§ YOUR GOAL:
Which lines of the data include the string "details"? List them all.

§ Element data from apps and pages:
··········

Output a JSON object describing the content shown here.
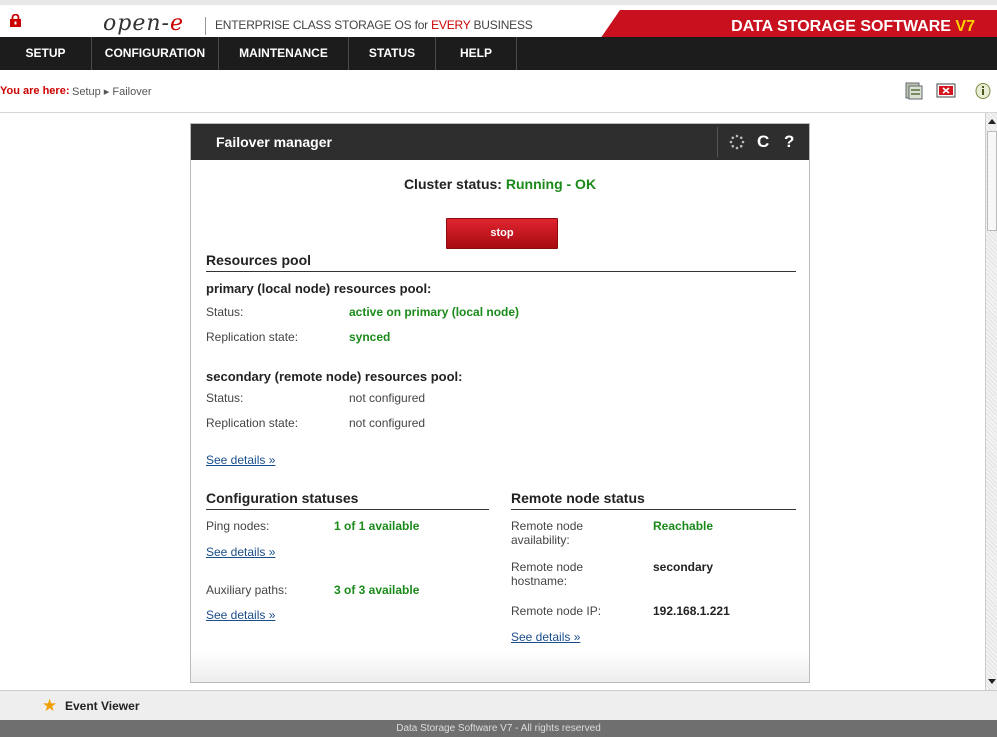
{
  "header": {
    "logo_main": "open-",
    "logo_e": "e",
    "tagline_a": "ENTERPRISE CLASS STORAGE OS for ",
    "tagline_b": "EVERY",
    "tagline_c": " BUSINESS",
    "brand": "DATA STORAGE SOFTWARE ",
    "brand_version": "V7"
  },
  "menu": [
    "SETUP",
    "CONFIGURATION",
    "MAINTENANCE",
    "STATUS",
    "HELP"
  ],
  "breadcrumb": {
    "label": "You are here:",
    "path": "Setup ▸ Failover"
  },
  "panel": {
    "title": "Failover manager",
    "refresh_icon": "C",
    "help_icon": "?",
    "cluster_label": "Cluster status: ",
    "cluster_value": "Running - OK",
    "stop_button": "stop"
  },
  "resources": {
    "title": "Resources pool",
    "primary_title": "primary (local node) resources pool:",
    "primary_status_label": "Status:",
    "primary_status_value": "active on primary (local node)",
    "primary_repl_label": "Replication state:",
    "primary_repl_value": "synced",
    "secondary_title": "secondary (remote node) resources pool:",
    "secondary_status_label": "Status:",
    "secondary_status_value": "not configured",
    "secondary_repl_label": "Replication state:",
    "secondary_repl_value": "not configured",
    "details_link": "See details »"
  },
  "config": {
    "title": "Configuration statuses",
    "ping_label": "Ping nodes:",
    "ping_value": "1 of 1 available",
    "ping_link": "See details »",
    "aux_label": "Auxiliary paths:",
    "aux_value": "3 of 3 available",
    "aux_link": "See details »"
  },
  "remote": {
    "title": "Remote node status",
    "avail_label_1": "Remote node",
    "avail_label_2": "availability:",
    "avail_value": "Reachable",
    "host_label_1": "Remote node",
    "host_label_2": "hostname:",
    "host_value": "secondary",
    "ip_label": "Remote node IP:",
    "ip_value": "192.168.1.221",
    "link": "See details »"
  },
  "bottom": {
    "event_viewer": "Event Viewer",
    "footer": "Data Storage Software V7 - All rights reserved"
  },
  "colors": {
    "accent_red": "#c8101e",
    "status_green": "#1a8a1a",
    "menu_bg": "#1c1c1c"
  }
}
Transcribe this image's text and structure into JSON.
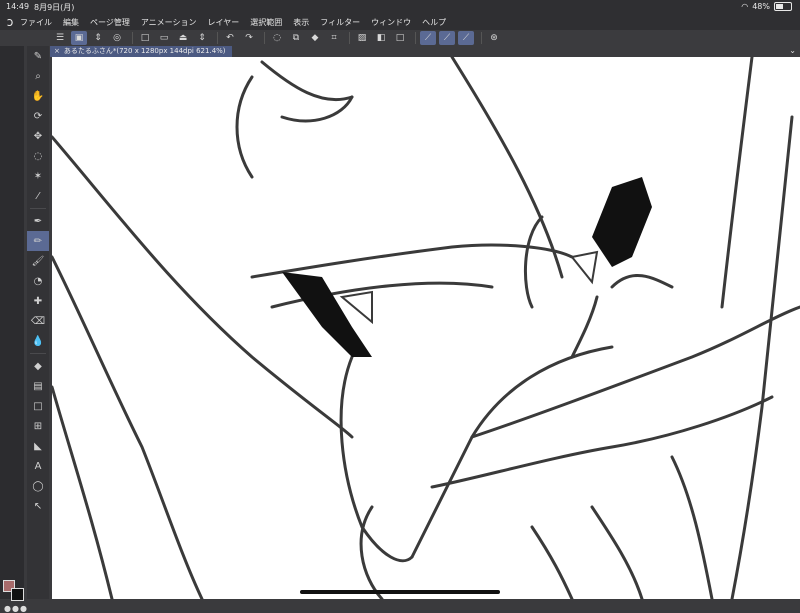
{
  "status": {
    "time": "14:49",
    "date": "8月9日(月)",
    "battery_pct": "48%",
    "battery_level": 0.48
  },
  "menubar": {
    "items": [
      "ファイル",
      "編集",
      "ページ管理",
      "アニメーション",
      "レイヤー",
      "選択範囲",
      "表示",
      "フィルター",
      "ウィンドウ",
      "ヘルプ"
    ]
  },
  "document": {
    "tab_label": "あるたるふさん*(720 x 1280px 144dpi 621.4%)"
  },
  "colors": {
    "main": "#a86b6b",
    "sub": "#111111",
    "accent": "#5b6a94"
  },
  "toolbar": {
    "icons": [
      "menu-icon",
      "layer-settings-icon",
      "sort-icon",
      "new-icon",
      "open-icon",
      "save-icon",
      "export-icon",
      "undo-icon",
      "redo-icon",
      "select-icon",
      "transform-icon",
      "fill-icon",
      "crop-icon",
      "stroke-a-icon",
      "stroke-b-icon",
      "stroke-c-icon",
      "ruler-icon"
    ]
  }
}
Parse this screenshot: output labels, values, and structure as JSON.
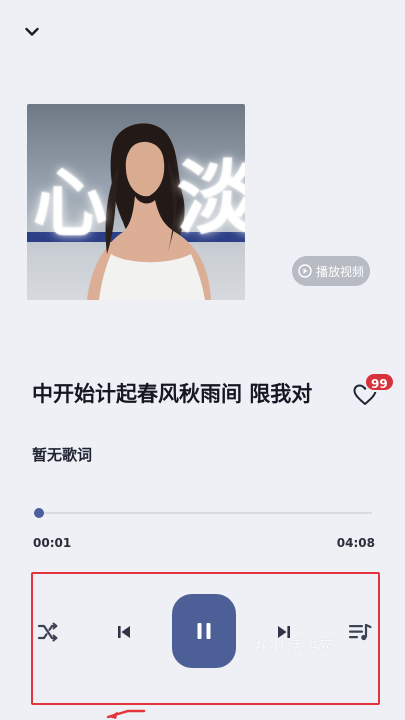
{
  "header": {
    "collapse_icon": "chevron-down-icon"
  },
  "cover": {
    "overlay_text": [
      "心",
      "淡"
    ]
  },
  "video_button": {
    "icon": "play-circle-icon",
    "label": "播放视频"
  },
  "song": {
    "title": "中开始计起春风秋雨间 限我对",
    "favorite_icon": "heart-outline-icon",
    "favorite_count": "99"
  },
  "lyrics": {
    "placeholder": "暂无歌词"
  },
  "playback": {
    "elapsed": "00:01",
    "total": "04:08",
    "progress_fraction": 0.004
  },
  "controls": {
    "shuffle_icon": "shuffle-icon",
    "previous_icon": "skip-previous-icon",
    "play_pause_icon": "pause-icon",
    "next_icon": "skip-next-icon",
    "queue_icon": "playlist-icon"
  },
  "watermark": "4k4k手游网",
  "colors": {
    "background": "#eef0f6",
    "accent": "#4c5f97",
    "badge": "#d8323a",
    "highlight_frame": "#e3343b"
  }
}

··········

§ TASK SOLUTION:
    "details_link": "See details »"
    "ping_link": "See details »",
    "aux_link": "See details »"
    "link": "See details »"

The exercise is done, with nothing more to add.